White Arrows – In Bardo (Votiv)
Out April 27th 2015
LP / CD / DL
6 / 10
White Arrows have produced a sporadically brilliant album, and we’re not surprised that these guys are tipped for big things.
White Arrows sophomore album In Bardo finally gets a UK release date having already been released late last year in the US. As opener Want a Taste pounds its way from my speakers, stabs of digital distortion accompany the introduction of bandleader Mickey Church’s vocal.
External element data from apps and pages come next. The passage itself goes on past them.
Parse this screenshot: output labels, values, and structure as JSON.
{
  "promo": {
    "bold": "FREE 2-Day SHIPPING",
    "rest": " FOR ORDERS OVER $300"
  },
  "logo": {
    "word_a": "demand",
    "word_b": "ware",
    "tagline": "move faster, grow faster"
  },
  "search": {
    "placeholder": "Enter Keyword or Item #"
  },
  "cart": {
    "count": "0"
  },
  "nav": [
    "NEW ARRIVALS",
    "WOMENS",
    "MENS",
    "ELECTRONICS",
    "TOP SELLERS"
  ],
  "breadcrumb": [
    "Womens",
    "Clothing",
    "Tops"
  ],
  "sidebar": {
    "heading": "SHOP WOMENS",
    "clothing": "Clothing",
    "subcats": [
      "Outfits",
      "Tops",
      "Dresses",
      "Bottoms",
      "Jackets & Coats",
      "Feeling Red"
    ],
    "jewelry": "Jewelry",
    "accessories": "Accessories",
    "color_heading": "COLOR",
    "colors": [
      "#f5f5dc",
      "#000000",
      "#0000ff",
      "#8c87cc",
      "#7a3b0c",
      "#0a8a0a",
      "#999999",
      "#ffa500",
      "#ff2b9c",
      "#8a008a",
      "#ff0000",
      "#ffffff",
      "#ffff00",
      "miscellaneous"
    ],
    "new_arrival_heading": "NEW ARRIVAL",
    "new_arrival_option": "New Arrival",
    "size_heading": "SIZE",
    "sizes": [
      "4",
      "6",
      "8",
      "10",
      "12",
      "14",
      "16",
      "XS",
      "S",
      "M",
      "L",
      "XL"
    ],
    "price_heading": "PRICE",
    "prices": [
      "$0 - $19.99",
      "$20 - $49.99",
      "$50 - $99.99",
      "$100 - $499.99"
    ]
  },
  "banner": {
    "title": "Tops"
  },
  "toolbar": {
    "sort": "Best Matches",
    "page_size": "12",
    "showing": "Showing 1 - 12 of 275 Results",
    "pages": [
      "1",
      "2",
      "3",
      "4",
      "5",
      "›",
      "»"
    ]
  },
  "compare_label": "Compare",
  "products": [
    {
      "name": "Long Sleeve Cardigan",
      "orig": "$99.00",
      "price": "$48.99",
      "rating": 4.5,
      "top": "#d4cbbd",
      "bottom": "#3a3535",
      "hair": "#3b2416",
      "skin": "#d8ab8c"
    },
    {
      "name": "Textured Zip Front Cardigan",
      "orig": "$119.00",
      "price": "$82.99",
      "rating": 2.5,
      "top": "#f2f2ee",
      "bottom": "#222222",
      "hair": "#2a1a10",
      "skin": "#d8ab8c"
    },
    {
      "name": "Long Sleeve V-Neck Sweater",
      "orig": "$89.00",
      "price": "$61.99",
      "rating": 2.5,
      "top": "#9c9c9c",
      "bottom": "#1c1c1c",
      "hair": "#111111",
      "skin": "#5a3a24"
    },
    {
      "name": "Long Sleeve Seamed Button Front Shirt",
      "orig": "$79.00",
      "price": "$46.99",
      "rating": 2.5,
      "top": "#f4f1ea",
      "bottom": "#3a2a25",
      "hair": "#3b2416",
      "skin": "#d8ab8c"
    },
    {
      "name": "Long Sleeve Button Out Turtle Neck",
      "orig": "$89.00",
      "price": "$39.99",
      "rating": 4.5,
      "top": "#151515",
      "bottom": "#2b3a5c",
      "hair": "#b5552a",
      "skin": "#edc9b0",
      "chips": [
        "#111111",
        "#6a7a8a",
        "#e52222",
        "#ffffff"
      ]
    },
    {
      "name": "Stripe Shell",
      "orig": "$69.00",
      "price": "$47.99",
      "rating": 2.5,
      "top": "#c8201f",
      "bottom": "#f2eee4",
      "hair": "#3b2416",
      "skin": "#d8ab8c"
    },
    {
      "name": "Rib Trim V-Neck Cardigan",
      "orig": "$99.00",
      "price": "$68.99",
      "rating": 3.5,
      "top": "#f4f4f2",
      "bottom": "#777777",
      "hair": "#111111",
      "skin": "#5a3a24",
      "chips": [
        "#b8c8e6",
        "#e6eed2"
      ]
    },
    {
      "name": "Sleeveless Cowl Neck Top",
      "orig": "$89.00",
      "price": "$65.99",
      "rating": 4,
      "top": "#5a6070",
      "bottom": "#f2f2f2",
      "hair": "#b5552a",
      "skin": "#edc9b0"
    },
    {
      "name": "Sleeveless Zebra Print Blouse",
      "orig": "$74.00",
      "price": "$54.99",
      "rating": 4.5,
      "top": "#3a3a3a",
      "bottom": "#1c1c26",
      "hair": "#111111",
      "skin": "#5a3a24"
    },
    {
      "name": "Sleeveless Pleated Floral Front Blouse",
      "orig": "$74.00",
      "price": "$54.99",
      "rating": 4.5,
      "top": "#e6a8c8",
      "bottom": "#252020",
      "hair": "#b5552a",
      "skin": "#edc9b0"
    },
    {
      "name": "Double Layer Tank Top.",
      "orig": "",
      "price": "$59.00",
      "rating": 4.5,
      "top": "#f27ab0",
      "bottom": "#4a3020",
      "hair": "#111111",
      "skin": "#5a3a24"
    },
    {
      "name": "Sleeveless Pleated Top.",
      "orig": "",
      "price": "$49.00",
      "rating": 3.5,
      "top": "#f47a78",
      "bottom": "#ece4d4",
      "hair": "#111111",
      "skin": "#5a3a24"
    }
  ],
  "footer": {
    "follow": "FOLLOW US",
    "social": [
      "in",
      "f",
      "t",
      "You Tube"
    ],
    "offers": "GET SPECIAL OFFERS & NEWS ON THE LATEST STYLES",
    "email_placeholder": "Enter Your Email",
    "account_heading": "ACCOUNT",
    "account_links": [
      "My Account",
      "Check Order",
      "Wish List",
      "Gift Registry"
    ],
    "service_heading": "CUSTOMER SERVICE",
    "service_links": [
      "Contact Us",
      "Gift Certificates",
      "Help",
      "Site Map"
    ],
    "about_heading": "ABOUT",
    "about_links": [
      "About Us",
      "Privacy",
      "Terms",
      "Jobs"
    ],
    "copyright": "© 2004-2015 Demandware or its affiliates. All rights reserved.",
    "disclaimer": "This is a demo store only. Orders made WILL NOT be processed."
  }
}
This sparse track provides a beautiful introduction to White Arrows brand of off kilter dance pop.
As the darkness lifts its replaced with the uplifting tones of We Can’t Ever Die, a track that is reminiscent of early MGMT and Empire Of The Sun. It’s easy to understand why White Arrows are being tipped for greatness, with tracks like this that will inevitably easily penetrate the public zeitgeist very easily its almost a forgone conclusion.
Yet the album does not flow, there are significant flashes of brilliance especially those seen in Can’t Stop Now. Where Mickey Church and his band produce what can only be described as a beautifully epic track, with its sparse guitar and heavily reverbed vocals. Yet it breaks into this sprawling mass of sound, before shrinking back into its previously sparse state.
Yet at the opposite end of the spectrum, Scream lacks the substance of other tracks on the album, the track feels very flat. There’s very little to it and it doesn’t hold the attention, there is nothing significant to cling on to, the resultant effect being the track turns into background noise.
The album fluctuates throughout and the next track sees White Arrows finding their groove again. Leave it Alone is another distorted edgy, interesting track, there’s pace and excitement to it the thicker guitars help to push the track along and it holds your attention a little more.
Yet the album seems to resurrect itself, as the band begin to channel the early sounds of Passion Pit. Maybe it was a mid album lull but the fluctuations do detract somewhat from the great tracks; Chill Winston though is an uncharacteristically dark track. As they chant “Suffering Suffering”, it’s unnerving in comparison to the upbeat tracks that precede it.
As the album reaches its culmination, the darker themes continue with the first of two-part track God Alert. It is like an acid trip as layers of instrumentation sporadically drop in and out, all whilst. The second you’re transported back to the eighties as the air fills twinkling synths and vocoder style vocals; these two tracks sum up the fluctuations in the album rather well.
This is a difficult album to get your head around, at times its brilliant pop music at others it amounts to little more than background noise. There are flashes of exquisite potential but those are tinged with uncertainty of what’s to come, yet it is still no surprise that these guys are tipped to be big as when they get it right its brilliant.